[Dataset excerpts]
══════════════════════════════

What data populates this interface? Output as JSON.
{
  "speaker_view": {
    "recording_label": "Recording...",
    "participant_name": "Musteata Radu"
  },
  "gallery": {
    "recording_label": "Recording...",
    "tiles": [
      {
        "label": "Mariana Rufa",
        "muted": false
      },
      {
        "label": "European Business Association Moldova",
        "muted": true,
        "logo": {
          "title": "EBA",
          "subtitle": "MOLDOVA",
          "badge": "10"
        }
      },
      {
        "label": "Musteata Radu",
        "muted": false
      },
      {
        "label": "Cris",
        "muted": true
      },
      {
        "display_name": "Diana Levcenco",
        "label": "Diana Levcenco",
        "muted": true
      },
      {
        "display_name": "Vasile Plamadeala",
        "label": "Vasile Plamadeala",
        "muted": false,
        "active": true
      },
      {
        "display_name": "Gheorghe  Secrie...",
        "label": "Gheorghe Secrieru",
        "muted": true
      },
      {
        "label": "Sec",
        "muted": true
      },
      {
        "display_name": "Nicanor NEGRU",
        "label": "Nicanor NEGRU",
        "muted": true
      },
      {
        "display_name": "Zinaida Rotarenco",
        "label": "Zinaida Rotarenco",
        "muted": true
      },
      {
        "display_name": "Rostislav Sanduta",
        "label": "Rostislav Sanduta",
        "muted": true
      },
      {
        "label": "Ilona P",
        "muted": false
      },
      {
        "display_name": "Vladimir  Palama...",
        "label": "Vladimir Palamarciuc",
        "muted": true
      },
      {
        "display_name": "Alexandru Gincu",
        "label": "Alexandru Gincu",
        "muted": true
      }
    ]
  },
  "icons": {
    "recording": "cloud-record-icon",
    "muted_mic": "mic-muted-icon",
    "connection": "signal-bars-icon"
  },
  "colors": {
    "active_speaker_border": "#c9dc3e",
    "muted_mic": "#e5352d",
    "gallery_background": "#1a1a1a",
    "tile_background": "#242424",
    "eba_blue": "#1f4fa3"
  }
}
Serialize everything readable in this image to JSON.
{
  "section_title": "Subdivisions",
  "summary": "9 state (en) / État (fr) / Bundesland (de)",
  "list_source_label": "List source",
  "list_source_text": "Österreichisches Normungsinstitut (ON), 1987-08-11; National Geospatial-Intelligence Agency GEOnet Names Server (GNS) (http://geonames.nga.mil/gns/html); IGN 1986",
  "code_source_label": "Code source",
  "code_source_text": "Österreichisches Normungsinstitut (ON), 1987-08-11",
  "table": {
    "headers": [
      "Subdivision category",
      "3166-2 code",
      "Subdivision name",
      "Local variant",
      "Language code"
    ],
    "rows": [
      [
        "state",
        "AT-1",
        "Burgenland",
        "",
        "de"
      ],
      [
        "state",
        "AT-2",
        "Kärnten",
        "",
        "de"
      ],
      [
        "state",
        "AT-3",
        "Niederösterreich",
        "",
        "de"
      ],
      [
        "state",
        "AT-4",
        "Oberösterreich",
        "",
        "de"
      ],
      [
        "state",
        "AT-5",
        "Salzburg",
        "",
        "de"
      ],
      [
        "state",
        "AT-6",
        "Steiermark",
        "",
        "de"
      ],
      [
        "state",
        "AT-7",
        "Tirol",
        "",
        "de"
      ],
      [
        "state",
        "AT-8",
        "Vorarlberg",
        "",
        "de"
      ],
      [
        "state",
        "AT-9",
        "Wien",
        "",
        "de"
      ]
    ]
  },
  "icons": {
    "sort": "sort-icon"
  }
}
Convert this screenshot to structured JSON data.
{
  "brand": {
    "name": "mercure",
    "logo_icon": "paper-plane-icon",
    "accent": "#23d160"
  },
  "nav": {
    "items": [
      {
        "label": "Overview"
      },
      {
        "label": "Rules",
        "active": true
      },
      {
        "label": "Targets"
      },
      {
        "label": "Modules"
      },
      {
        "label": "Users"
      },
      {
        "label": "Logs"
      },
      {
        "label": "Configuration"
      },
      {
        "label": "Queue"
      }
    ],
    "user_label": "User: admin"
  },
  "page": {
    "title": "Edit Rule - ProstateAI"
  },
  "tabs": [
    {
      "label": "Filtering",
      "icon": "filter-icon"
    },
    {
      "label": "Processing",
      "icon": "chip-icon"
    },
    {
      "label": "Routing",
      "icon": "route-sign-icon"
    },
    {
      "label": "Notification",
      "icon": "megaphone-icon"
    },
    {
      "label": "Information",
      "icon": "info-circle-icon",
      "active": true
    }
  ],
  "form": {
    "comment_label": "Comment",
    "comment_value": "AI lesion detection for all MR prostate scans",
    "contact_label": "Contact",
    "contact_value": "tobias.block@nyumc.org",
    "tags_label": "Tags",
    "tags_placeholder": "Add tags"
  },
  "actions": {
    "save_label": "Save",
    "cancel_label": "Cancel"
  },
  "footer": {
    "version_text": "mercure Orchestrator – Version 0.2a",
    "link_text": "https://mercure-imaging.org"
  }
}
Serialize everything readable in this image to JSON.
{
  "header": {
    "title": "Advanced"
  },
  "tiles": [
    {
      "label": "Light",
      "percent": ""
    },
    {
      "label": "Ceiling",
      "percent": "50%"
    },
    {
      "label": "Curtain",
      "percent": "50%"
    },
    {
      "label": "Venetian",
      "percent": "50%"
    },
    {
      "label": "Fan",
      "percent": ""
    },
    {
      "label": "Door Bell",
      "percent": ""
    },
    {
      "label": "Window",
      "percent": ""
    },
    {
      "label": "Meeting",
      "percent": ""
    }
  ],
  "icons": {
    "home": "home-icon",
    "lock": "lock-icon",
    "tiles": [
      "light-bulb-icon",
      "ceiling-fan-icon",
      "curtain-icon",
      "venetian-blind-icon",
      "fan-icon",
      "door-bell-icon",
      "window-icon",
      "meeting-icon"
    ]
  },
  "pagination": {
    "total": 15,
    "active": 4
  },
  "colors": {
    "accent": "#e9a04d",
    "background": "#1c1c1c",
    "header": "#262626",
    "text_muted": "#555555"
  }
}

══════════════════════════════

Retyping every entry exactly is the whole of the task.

What data populates this interface? Output as JSON.
{
  "speaker_view": {
    "recording_label": "Recording...",
    "participant_name": "Musteata Radu"
  },
  "gallery": {
    "recording_label": "Recording...",
    "tiles": [
      {
        "label": "Mariana Rufa",
        "muted": false
      },
      {
        "label": "European Business Association Moldova",
        "muted": true,
        "logo": {
          "title": "EBA",
          "subtitle": "MOLDOVA",
          "badge": "10"
        }
      },
      {
        "label": "Musteata Radu",
        "muted": false
      },
      {
        "label": "Cris",
        "muted": true
      },
      {
        "display_name": "Diana Levcenco",
        "label": "Diana Levcenco",
        "muted": true
      },
      {
        "display_name": "Vasile Plamadeala",
        "label": "Vasile Plamadeala",
        "muted": false,
        "active": true
      },
      {
        "display_name": "Gheorghe  Secrie...",
        "label": "Gheorghe Secrieru",
        "muted": true
      },
      {
        "label": "Sec",
        "muted": true
      },
      {
        "display_name": "Nicanor NEGRU",
        "label": "Nicanor NEGRU",
        "muted": true
      },
      {
        "display_name": "Zinaida Rotarenco",
        "label": "Zinaida Rotarenco",
        "muted": true
      },
      {
        "display_name": "Rostislav Sanduta",
        "label": "Rostislav Sanduta",
        "muted": true
      },
      {
        "label": "Ilona P",
        "muted": false
      },
      {
        "display_name": "Vladimir  Palama...",
        "label": "Vladimir Palamarciuc",
        "muted": true
      },
      {
        "display_name": "Alexandru Gincu",
        "label": "Alexandru Gincu",
        "muted": true
      }
    ]
  },
  "icons": {
    "recording": "cloud-record-icon",
    "muted_mic": "mic-muted-icon",
    "connection": "signal-bars-icon"
  },
  "colors": {
    "active_speaker_border": "#c9dc3e",
    "muted_mic": "#e5352d",
    "gallery_background": "#1a1a1a",
    "tile_background": "#242424",
    "eba_blue": "#1f4fa3"
  }
}
Serialize everything readable in this image to JSON.
{
  "section_title": "Subdivisions",
  "summary": "9 state (en) / État (fr) / Bundesland (de)",
  "list_source_label": "List source",
  "list_source_text": "Österreichisches Normungsinstitut (ON), 1987-08-11; National Geospatial-Intelligence Agency GEOnet Names Server (GNS) (http://geonames.nga.mil/gns/html); IGN 1986",
  "code_source_label": "Code source",
  "code_source_text": "Österreichisches Normungsinstitut (ON), 1987-08-11",
  "table": {
    "headers": [
      "Subdivision category",
      "3166-2 code",
      "Subdivision name",
      "Local variant",
      "Language code"
    ],
    "rows": [
      [
        "state",
        "AT-1",
        "Burgenland",
        "",
        "de"
      ],
      [
        "state",
        "AT-2",
        "Kärnten",
        "",
        "de"
      ],
      [
        "state",
        "AT-3",
        "Niederösterreich",
        "",
        "de"
      ],
      [
        "state",
        "AT-4",
        "Oberösterreich",
        "",
        "de"
      ],
      [
        "state",
        "AT-5",
        "Salzburg",
        "",
        "de"
      ],
      [
        "state",
        "AT-6",
        "Steiermark",
        "",
        "de"
      ],
      [
        "state",
        "AT-7",
        "Tirol",
        "",
        "de"
      ],
      [
        "state",
        "AT-8",
        "Vorarlberg",
        "",
        "de"
      ],
      [
        "state",
        "AT-9",
        "Wien",
        "",
        "de"
      ]
    ]
  },
  "icons": {
    "sort": "sort-icon"
  }
}
Convert this screenshot to structured JSON data.
{
  "brand": {
    "name": "mercure",
    "logo_icon": "paper-plane-icon",
    "accent": "#23d160"
  },
  "nav": {
    "items": [
      {
        "label": "Overview"
      },
      {
        "label": "Rules",
        "active": true
      },
      {
        "label": "Targets"
      },
      {
        "label": "Modules"
      },
      {
        "label": "Users"
      },
      {
        "label": "Logs"
      },
      {
        "label": "Configuration"
      },
      {
        "label": "Queue"
      }
    ],
    "user_label": "User: admin"
  },
  "page": {
    "title": "Edit Rule - ProstateAI"
  },
  "tabs": [
    {
      "label": "Filtering",
      "icon": "filter-icon"
    },
    {
      "label": "Processing",
      "icon": "chip-icon"
    },
    {
      "label": "Routing",
      "icon": "route-sign-icon"
    },
    {
      "label": "Notification",
      "icon": "megaphone-icon"
    },
    {
      "label": "Information",
      "icon": "info-circle-icon",
      "active": true
    }
  ],
  "form": {
    "comment_label": "Comment",
    "comment_value": "AI lesion detection for all MR prostate scans",
    "contact_label": "Contact",
    "contact_value": "tobias.block@nyumc.org",
    "tags_label": "Tags",
    "tags_placeholder": "Add tags"
  },
  "actions": {
    "save_label": "Save",
    "cancel_label": "Cancel"
  },
  "footer": {
    "version_text": "mercure Orchestrator – Version 0.2a",
    "link_text": "https://mercure-imaging.org"
  }
}
Serialize everything readable in this image to JSON.
{
  "header": {
    "title": "Advanced"
  },
  "tiles": [
    {
      "label": "Light",
      "percent": ""
    },
    {
      "label": "Ceiling",
      "percent": "50%"
    },
    {
      "label": "Curtain",
      "percent": "50%"
    },
    {
      "label": "Venetian",
      "percent": "50%"
    },
    {
      "label": "Fan",
      "percent": ""
    },
    {
      "label": "Door Bell",
      "percent": ""
    },
    {
      "label": "Window",
      "percent": ""
    },
    {
      "label": "Meeting",
      "percent": ""
    }
  ],
  "icons": {
    "home": "home-icon",
    "lock": "lock-icon",
    "tiles": [
      "light-bulb-icon",
      "ceiling-fan-icon",
      "curtain-icon",
      "venetian-blind-icon",
      "fan-icon",
      "door-bell-icon",
      "window-icon",
      "meeting-icon"
    ]
  },
  "pagination": {
    "total": 15,
    "active": 4
  },
  "colors": {
    "accent": "#e9a04d",
    "background": "#1c1c1c",
    "header": "#262626",
    "text_muted": "#555555"
  }
}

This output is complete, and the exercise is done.